Hindu marriage Act – Divorce by husband – restitution of conjugal rights by wife – divorce refused – restitution 0f conjugal rights allowed – schizophrenia = mere allegation is not enough until and unless petitioning spouse cannot be reasonably expected to live with her = it was proved that Matrimonial law is concerned with human conduct or human situation, only if, and insofar as, it affects matrimonial happiness. In assessing the effect on matrimonial happiness the legislature has adopted the test of reasonableness. This keeps the statute free from rigid, mechanical tests. It also leaves the judiciary an element of elasticity which, inter alia, enables the court to adjust the relief according to (i) developments in medical science; (ii) appearance of new or aggravated disease; and unexpected or unusual mental symptoms. The context in which the idea of unsoundness of mind as ” mental disorder ” occur in matrimonial law as grounds for dissolution of a marriage, requires the assessment of the degree of the ” mental disorder”. Its degree must be such that the spouse seeking relief cannot reasonably be expected to live with the other. All mental abnormalities are not recognised as grounds for the grant of divorce. – HIGH COURT OF HYDERABAD

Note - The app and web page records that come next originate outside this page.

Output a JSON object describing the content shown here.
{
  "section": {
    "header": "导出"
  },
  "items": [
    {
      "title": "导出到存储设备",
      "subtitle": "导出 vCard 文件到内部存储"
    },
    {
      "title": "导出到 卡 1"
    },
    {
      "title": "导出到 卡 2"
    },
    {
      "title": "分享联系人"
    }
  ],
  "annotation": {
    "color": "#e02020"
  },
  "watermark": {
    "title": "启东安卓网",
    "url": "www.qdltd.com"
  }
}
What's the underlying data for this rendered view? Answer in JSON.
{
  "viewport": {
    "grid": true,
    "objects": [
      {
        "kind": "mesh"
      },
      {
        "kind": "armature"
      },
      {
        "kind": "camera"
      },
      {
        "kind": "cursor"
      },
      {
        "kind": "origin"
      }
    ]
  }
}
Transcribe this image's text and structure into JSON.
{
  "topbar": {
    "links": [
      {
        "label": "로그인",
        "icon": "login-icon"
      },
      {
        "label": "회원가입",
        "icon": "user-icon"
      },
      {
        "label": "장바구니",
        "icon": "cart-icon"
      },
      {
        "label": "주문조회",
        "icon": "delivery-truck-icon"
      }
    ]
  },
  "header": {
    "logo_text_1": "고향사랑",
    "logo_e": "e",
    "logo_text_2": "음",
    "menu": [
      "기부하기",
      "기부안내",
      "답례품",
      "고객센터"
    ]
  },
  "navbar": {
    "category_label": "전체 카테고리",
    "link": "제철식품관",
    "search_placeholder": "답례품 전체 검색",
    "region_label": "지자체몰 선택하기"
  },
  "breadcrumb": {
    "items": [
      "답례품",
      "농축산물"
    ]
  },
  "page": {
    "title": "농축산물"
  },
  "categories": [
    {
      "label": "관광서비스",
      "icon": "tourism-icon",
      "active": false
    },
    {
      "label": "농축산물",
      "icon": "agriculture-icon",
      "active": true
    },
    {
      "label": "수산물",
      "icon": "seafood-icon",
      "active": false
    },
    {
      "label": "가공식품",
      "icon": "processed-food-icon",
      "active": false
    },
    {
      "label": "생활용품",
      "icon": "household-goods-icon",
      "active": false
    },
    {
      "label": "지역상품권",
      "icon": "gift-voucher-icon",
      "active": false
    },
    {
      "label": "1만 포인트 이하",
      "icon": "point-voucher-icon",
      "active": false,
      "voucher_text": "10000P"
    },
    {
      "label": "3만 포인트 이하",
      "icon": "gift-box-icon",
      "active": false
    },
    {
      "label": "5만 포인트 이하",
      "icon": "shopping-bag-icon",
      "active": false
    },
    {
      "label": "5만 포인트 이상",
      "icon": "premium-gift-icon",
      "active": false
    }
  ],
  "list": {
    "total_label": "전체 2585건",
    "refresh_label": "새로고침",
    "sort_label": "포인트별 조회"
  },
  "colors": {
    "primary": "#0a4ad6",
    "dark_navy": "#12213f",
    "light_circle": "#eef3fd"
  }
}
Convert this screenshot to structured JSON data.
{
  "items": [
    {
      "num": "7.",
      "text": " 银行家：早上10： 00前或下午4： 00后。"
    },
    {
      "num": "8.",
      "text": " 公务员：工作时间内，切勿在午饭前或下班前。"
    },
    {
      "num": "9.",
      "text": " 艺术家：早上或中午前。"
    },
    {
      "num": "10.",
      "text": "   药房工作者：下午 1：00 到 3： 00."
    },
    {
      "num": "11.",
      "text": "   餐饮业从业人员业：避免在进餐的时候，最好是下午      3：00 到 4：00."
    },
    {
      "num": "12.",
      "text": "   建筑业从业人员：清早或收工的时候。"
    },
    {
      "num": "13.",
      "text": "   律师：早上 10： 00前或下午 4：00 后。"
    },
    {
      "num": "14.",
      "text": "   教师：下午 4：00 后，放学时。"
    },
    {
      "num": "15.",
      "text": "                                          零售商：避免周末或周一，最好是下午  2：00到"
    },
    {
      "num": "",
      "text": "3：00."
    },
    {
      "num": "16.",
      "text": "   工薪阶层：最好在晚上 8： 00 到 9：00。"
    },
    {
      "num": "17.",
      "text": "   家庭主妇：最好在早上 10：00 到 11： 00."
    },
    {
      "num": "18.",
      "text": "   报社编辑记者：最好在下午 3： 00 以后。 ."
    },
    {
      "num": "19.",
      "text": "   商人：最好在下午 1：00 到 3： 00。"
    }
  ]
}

HONBLE SRI JUSTICE V.RAMASUBRAMANIAN AND HONBLE SRI JUSTICE N.BALAYOGI Family Court Appeal Nos.105 of 2014 and BATCH 24-01-2018 Tallam Suresh Babu, S/o Late Satyanarayana, Aged about 32 years, Software Engineer, R/o. D.No.15/77, P.B. Street, Kadapa Ci T.Swetha Rani, D/o S.Chandrasekhar, Aged 26 years, Occ: House Wife, R/o. Habeebullah Street, Opp. Balaji Temple, Kadapa Ci Counsel… Read More Hindu marriage Act – Divorce by husband – restitution of conjugal rights by wife – divorce refused – restitution 0f conjugal rights allowed – schizophrenia = mere allegation is not enough until and unless petitioning spouse cannot be reasonably expected to live with her = it was proved that Matrimonial law is concerned with human conduct or human situation, only if, and insofar as, it affects matrimonial happiness. In assessing the effect on matrimonial happiness the legislature has adopted the test of reasonableness. This keeps the statute free from rigid, mechanical tests. It also leaves the judiciary an element of elasticity which, inter alia, enables the court to adjust the relief according to (i) developments in medical science; (ii) appearance of new or aggravated disease; and unexpected or unusual mental symptoms. The context in which the idea of unsoundness of mind as ” mental disorder ” occur in matrimonial law as grounds for dissolution of a marriage, requires the assessment of the degree of the ” mental disorder”. Its degree must be such that the spouse seeking relief cannot reasonably be expected to live with the other. All mental abnormalities are not recognised as grounds for the grant of divorce. – HIGH COURT OF HYDERABAD